“North Powers is really expanding and the housing going up there is following it,” Travins said. “And then I’m sure there’ll be several new restaurants that open once Amazon and the airport development gets going. That’s not too far south.”

Indeed, Samelson said a “highly recognizable” restaurant tenant recently signed a letter of intent for a 10-year lease on 3,000 square feet of the 15,000-square-foot building at the corner of Dublin Boulevard and Marksheffel Road.

“He took the entire south end of my building,” Samelson said. “He’s so excited to make his restaurant debut on that corner, because he knows it’s going to work.”

Samelson did not name the restaurant, but said the tenant has five other locations in the Springs.

ADAPTING AND SURVIVING

Would-be restaurateurs should be mindful of the community at large, said Tamayo, of Altitude Hospitality Group.

“Colorado Springs is made up of many smaller communities that demand differently,” Tamayo said. “This is why we put North Side Social where Till used to be and moved Till to the Westside/Broadmoor area.”

Last fall, Altitude announced plans to relocate Till Kitchen from its former location on Prominent Point, making way for North Side Social, a dining concept with indoor/outdoor games that officially opened Feb. 14.

Last month, Altitude founder Mitch Yellen told the Colorado Springs Independent that Till will join Garden of the Gods Gourmet at its 26th Street location this spring.

“We felt North Side Social’s concept would do much better with the community up north, as it is made up of a lot of families,” Tamayo explained.

Those are the factors business owners should consider when looking to open a restaurant anywhere, Travins said.

“I think you need to have a really good financial plan if you’re going to open on the Eastside, because the business is very seasonal here,” he said. “You have to be able to withstand the seasonality and the ups and downs of the restaurant economy.”

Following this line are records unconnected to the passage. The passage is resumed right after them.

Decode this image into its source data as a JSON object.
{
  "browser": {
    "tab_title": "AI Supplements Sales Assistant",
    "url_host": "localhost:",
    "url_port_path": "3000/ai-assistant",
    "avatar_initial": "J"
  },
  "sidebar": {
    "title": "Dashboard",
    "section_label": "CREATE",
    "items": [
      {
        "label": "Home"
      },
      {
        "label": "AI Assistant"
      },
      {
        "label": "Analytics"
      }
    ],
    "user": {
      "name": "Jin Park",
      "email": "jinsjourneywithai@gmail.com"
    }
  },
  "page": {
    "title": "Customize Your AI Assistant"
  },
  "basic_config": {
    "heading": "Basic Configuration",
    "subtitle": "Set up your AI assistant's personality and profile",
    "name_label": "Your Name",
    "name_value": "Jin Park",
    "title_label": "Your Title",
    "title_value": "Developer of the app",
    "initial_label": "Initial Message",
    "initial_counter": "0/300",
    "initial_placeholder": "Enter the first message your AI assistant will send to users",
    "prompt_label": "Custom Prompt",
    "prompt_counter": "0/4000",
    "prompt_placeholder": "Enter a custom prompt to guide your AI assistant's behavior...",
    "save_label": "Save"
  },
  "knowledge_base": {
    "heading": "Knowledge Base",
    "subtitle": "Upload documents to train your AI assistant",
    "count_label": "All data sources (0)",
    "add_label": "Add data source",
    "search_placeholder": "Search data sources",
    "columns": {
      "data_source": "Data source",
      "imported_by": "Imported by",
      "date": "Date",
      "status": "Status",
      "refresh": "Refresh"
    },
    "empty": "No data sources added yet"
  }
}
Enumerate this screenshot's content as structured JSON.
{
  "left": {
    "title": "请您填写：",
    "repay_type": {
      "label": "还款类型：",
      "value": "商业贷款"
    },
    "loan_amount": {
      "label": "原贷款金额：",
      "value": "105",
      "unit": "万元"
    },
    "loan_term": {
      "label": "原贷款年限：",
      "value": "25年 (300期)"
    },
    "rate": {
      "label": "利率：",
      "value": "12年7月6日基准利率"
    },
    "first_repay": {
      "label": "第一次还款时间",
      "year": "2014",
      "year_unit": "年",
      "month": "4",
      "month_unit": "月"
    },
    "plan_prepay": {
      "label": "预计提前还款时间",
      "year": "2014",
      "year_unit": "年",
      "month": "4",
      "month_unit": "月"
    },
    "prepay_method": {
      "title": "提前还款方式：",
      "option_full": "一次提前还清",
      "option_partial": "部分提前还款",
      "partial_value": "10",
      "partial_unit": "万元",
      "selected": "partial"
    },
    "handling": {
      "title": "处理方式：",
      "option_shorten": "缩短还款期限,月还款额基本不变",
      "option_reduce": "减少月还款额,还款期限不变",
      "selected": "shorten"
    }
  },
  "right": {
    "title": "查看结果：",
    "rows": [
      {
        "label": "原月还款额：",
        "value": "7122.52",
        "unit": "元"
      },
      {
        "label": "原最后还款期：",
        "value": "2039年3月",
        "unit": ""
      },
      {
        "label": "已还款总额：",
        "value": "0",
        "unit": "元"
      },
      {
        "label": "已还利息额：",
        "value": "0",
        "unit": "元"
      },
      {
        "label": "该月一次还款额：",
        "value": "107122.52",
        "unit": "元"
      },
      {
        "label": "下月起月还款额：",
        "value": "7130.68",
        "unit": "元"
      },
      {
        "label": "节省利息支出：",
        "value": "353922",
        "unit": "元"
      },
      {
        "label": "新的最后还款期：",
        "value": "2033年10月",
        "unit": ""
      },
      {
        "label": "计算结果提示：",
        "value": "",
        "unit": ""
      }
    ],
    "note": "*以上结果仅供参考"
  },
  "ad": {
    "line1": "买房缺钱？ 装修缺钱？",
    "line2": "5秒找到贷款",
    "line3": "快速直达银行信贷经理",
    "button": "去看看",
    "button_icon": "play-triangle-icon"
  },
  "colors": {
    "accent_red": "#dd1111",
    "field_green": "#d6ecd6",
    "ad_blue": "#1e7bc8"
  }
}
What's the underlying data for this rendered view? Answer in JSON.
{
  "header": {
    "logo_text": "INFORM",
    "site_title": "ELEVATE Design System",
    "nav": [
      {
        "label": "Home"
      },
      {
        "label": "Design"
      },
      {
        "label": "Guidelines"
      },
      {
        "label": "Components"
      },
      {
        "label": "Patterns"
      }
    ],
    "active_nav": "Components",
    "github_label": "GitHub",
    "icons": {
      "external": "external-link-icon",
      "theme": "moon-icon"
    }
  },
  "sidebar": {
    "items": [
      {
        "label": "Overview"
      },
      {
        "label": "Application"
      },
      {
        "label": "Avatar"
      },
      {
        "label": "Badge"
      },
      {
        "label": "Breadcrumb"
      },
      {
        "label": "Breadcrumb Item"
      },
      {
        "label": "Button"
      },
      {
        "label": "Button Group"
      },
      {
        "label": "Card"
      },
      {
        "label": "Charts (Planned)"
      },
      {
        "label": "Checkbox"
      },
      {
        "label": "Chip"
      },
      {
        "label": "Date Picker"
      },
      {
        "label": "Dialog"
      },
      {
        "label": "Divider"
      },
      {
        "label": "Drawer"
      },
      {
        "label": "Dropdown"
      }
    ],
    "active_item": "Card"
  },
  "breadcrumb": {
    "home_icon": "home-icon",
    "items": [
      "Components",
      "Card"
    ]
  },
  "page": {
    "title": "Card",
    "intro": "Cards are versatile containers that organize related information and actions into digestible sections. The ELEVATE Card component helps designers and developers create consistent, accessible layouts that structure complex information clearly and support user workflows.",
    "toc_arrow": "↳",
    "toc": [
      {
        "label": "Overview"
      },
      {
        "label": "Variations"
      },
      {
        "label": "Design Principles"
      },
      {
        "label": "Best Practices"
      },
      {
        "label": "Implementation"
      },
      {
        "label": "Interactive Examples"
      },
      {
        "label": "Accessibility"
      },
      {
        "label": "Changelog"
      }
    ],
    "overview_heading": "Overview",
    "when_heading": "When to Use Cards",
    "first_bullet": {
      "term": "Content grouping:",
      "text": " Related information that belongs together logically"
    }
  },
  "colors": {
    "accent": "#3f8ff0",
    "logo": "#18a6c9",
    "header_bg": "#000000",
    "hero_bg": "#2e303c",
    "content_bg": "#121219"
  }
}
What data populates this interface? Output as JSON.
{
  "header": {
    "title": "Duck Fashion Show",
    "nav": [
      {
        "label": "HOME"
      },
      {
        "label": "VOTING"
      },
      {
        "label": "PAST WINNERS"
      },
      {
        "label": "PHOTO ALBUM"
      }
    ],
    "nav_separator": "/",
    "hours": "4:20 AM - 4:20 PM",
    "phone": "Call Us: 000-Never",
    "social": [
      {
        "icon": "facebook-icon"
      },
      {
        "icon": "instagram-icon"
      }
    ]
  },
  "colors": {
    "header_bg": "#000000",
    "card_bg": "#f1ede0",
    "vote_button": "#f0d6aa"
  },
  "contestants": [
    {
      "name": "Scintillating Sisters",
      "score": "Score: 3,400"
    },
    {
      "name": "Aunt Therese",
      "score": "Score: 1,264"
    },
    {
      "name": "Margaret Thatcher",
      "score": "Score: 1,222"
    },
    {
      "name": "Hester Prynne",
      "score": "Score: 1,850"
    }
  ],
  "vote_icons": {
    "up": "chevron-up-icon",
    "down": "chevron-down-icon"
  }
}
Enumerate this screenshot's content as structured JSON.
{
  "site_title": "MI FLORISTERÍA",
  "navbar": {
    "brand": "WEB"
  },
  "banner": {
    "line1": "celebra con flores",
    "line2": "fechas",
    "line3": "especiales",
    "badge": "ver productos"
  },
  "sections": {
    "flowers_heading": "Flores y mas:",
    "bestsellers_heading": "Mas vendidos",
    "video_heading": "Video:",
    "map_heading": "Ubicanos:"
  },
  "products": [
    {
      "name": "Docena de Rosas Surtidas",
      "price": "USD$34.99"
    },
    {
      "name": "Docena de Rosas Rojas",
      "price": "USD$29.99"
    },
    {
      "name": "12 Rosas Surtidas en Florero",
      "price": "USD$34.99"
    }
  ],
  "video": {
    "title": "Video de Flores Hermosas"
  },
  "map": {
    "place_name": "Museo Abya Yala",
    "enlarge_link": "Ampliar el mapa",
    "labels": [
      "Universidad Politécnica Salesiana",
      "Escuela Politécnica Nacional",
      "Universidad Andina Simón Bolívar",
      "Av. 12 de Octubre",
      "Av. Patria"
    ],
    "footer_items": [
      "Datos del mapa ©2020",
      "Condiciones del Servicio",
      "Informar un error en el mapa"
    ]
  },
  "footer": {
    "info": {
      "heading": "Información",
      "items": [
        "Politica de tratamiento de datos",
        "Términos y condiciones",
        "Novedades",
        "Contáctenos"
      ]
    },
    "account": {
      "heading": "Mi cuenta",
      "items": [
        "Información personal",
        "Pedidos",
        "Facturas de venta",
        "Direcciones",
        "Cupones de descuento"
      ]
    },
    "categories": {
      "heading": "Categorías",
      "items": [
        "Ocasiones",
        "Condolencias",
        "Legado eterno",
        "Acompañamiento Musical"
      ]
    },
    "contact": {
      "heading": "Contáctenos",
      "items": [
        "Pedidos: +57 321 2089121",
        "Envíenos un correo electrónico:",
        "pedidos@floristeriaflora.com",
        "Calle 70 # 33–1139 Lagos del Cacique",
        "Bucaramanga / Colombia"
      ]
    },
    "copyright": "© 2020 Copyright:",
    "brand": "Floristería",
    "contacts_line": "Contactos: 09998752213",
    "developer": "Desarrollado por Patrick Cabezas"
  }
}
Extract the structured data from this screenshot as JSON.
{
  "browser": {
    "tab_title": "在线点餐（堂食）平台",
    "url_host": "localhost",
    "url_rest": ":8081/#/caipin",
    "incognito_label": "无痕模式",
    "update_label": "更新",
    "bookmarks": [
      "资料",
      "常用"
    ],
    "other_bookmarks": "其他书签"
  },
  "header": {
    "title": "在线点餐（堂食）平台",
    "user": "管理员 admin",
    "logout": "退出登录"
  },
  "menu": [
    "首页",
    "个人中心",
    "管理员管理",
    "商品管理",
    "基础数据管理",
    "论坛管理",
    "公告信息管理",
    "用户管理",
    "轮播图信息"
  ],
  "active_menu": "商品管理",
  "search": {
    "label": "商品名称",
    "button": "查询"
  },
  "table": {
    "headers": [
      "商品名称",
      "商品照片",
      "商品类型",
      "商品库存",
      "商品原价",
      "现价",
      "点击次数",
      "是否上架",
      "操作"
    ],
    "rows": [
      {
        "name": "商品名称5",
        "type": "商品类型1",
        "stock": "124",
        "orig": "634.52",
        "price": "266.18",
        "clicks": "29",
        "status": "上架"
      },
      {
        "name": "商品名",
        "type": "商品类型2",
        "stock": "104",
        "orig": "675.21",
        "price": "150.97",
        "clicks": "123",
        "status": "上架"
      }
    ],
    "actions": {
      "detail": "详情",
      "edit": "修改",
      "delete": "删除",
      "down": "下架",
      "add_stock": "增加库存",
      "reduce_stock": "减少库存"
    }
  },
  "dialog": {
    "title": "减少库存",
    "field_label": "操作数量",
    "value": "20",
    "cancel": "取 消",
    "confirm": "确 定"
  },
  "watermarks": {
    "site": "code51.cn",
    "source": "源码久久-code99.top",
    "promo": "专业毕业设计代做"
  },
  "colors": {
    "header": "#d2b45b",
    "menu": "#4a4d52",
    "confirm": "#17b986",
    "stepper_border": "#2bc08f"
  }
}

Eastside restaurants typically enjoy a strong holiday shopping season thanks to the concentration of retail along Powers, Travins said. Other seasons, however, are less predictable.

“Summers can be more up and down because Downtown thrives,” he said. “People love the patios and I think they go for hikes on the Westside and then end up Downtown. [That area] is such a tourist destination, where I would not classify our corridor as a tourist destination.”

Ultimately, while the Eastside landscape is nearly unrecognizable as the one José Muldoon’s joined when its second location opened in 2009, the business climate remains mostly unchanged, Travins said.

“A lot of neighborhood regulars and a lot of military frequent us, and a lot of people who shop at Kohl’s or Dick’s Sporting Goods make a day of it,” he said. “There’s more chain restaurants on the Eastside, and I think a lot of these chains are used to switching things up after their concept maybe runs its course. It’s the nature of their business.”